Can I Get My Site Plan Approval Please? With a Cherry On Top?

So I hear you’re looking to get your site plan approval process moving… Has it been 9 months since your submission? If not, don’t count on hearing back yet. I’ve compiled some questions you should ask yourself regarding your site plan approval process so you know what to expect.

First, as mentioned, if it hasn’t been 9 months, then it’s not ready. Did you know, over 35% of applications took over 9 months obtain approval?

Have you resubmitted at least 3 times? That’s right, approximately 50% of applications require 3 or more resubmissions. So if you haven’t gone through these iterations, sorry, you’ve probably done it wrong.

Did you have a review committee meeting? If so, sorry, your timing probably just got elongated- 65% of applications that went to a review committee meeting delayed the timing.

You’re right, these are probably questions that you ask yourself when it’s already too late, so what are some that you can ask yourself before the long dreaded wait?
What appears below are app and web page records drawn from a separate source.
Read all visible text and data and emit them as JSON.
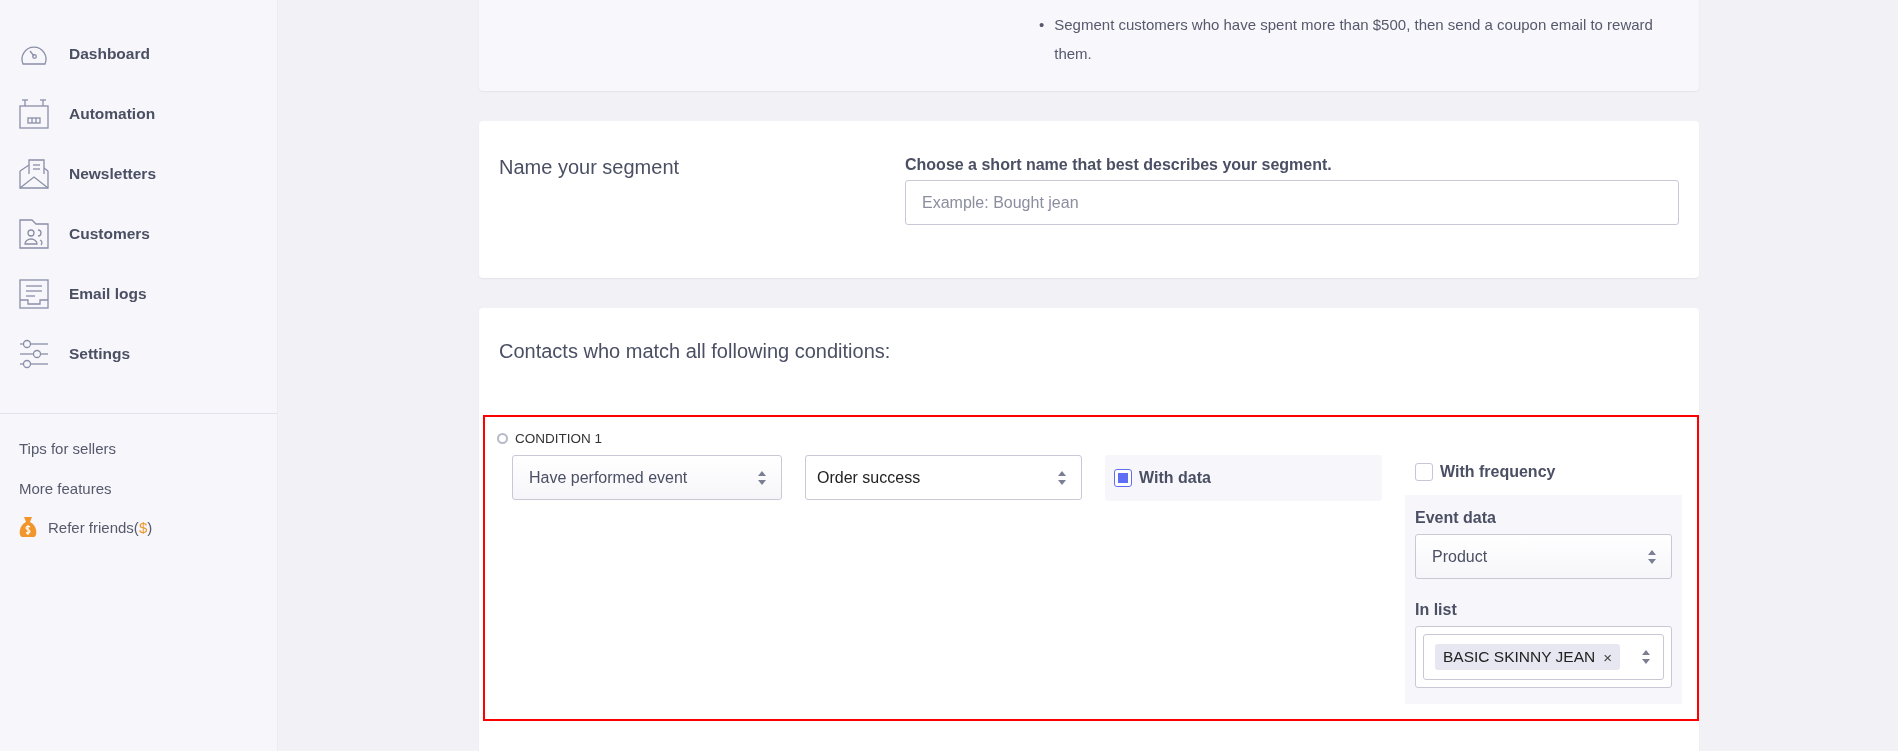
{
  "sidebar": {
    "nav_items": [
      {
        "label": "Dashboard",
        "kind": "dashboard"
      },
      {
        "label": "Automation",
        "kind": "automation"
      },
      {
        "label": "Newsletters",
        "kind": "newsletters"
      },
      {
        "label": "Customers",
        "kind": "customers"
      },
      {
        "label": "Email logs",
        "kind": "email_logs"
      },
      {
        "label": "Settings",
        "kind": "settings"
      }
    ],
    "footer_links": [
      {
        "label": "Tips for sellers"
      },
      {
        "label": "More features"
      }
    ],
    "refer": {
      "label": "Refer friends(",
      "accent": "$",
      "suffix": ")"
    }
  },
  "examples": {
    "items": [
      {
        "bullet": "•",
        "text": "Segment customers who have spent more than $500, then send a coupon email to reward them."
      }
    ]
  },
  "segment_name": {
    "title": "Name your segment",
    "label": "Choose a short name that best describes your segment.",
    "placeholder": "Example: Bought jean"
  },
  "conditions": {
    "heading": "Contacts who match all following conditions:",
    "items": [
      {
        "label": "CONDITION 1",
        "event_type": "Have performed event",
        "event": "Order success",
        "with_data": {
          "label": "With data",
          "checked": true
        },
        "with_frequency": {
          "label": "With frequency",
          "checked": false
        },
        "event_data": {
          "label": "Event data",
          "value": "Product"
        },
        "in_list": {
          "label": "In list",
          "tags": [
            {
              "label": "BASIC SKINNY JEAN",
              "remove": "×"
            }
          ]
        }
      }
    ]
  }
}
Since the site plan approval process is immensely long- with paper forms, digital forms, file naming conventions, and let’s not forget all the acronyms that everyone seem to throw around and anybody who doesn’t know is too afraid to ask; the SPA, the LAC, the CPM, a OPA, a ZPA, and an SOS (just kidding, this isn’t one. I think? ).

Knowing this, isn’t it better to just avoid any common mistakes beforehand? I took the time to read through some statistics. Not because I didn’t want to look at the process itself.. but who really ever has the time to read why things go wrong?

Statistically, here are the three most common problems from applications:

  1. Grading and Servicing

  2. Landscaping

  3. Off street vehicular loading and parking

It’s called a process for a reason, but did you know that the procedure is not actually consistently applied between municipalities?



What the OAA has done, again, reading statistics so YOU don’t have to, has summarised the best practices so the new guidelines can help facilitate and formalise the process.

  1. Steamlining site plan applications and exempting specific developments
  2. Pre-application consultation meetings
  3. Dedicated site plan team, staff, and project manager
  4. Provision of implementation options
  5. Alternatives to site plan approvals

Finally, you must be wondering, confident that you taken all the premeditated issues, is there a check list I can use to submit my actual application? Let’s be serious, would you follow a check list collated by a student? I try my best to understand what goes into an approval but there’s just so many things, like environmental studies, wind studies, noise impact studies, etc that honestly, I just hope it becomes easier with experience.

Here are, however, two pointers, I’ve learnt at work:

  1. Collect all drawings into a set and they are dimensionally folded in 8.5″ x 14″

  2. MAKE SURE ALL DRAWINGS ARE FOLDED and this is hilariously fundamental but make sure, it’s folded in the ‘architectural way’ with the title block showing. I’ve attached an intense How-To video below.



In most cases in applications to the City of Toronto, you need 5 paper copies and 1 digital of studies done. Depending on what you’re submitting for there are different checklists. Recently working on an urban project, I have needed to compile for a Zoning By-Law Amendment application, so I can only share what was on our team’s checklist:

  • A Draft Zoning By Law amendment
  • Physical, Digital Mass Model
  • Community Services and Facilities study
  • Archaeological assessment
  • Architectural contorl guidelines
  • Planning Rationale
  • Pedestrian Level wind study,
  • Avenue Segment review study
  • Sun/Shadow Study
  • Urban Design Guidelines
  • Vibration study,
  • Noise impact Study,
  • Housing Issues report
  • Natural Heritage Impact Study
  • Noise impact study



This list never seems to end… In addition to this, 20 paper copies and one digital copy of a

  • topographical survey
  • context plan
  • underground plans
  • site and building elevations
  • site plan
  • floor plan
  • tree preservation plan (7 copies!)
  • concept site and landscape plan (7 copies!)
  • site and building sections

Needless to say, it was a pretty awfully stressful week. Not only did we draw like mad, compile like mad, we also had to read a lot. There are plenty of guidelines that Toronto offers… There’s even a ‘Bird Friendly guidelines‘.


I guess what I am trying to say is, even if you ask nicely, “May I get my site plan approval? Pretty please? With A cherry on top?”, there’s no easy painless way to do it.

There’s a lot of paper work, and a lot of co-ordination, but in the end, that’s all part of the job, right? I’m starting to realize, being an architect isn’t always going to be design work as much as I would have liked… You’re doing it because you care and whether or not any else will ever recognise the exuberent amount of check lists you went through, know that you didn’t take any short cuts, that you double, triple checked your information, and that you did it right- the right, tedious, incredibly honest way.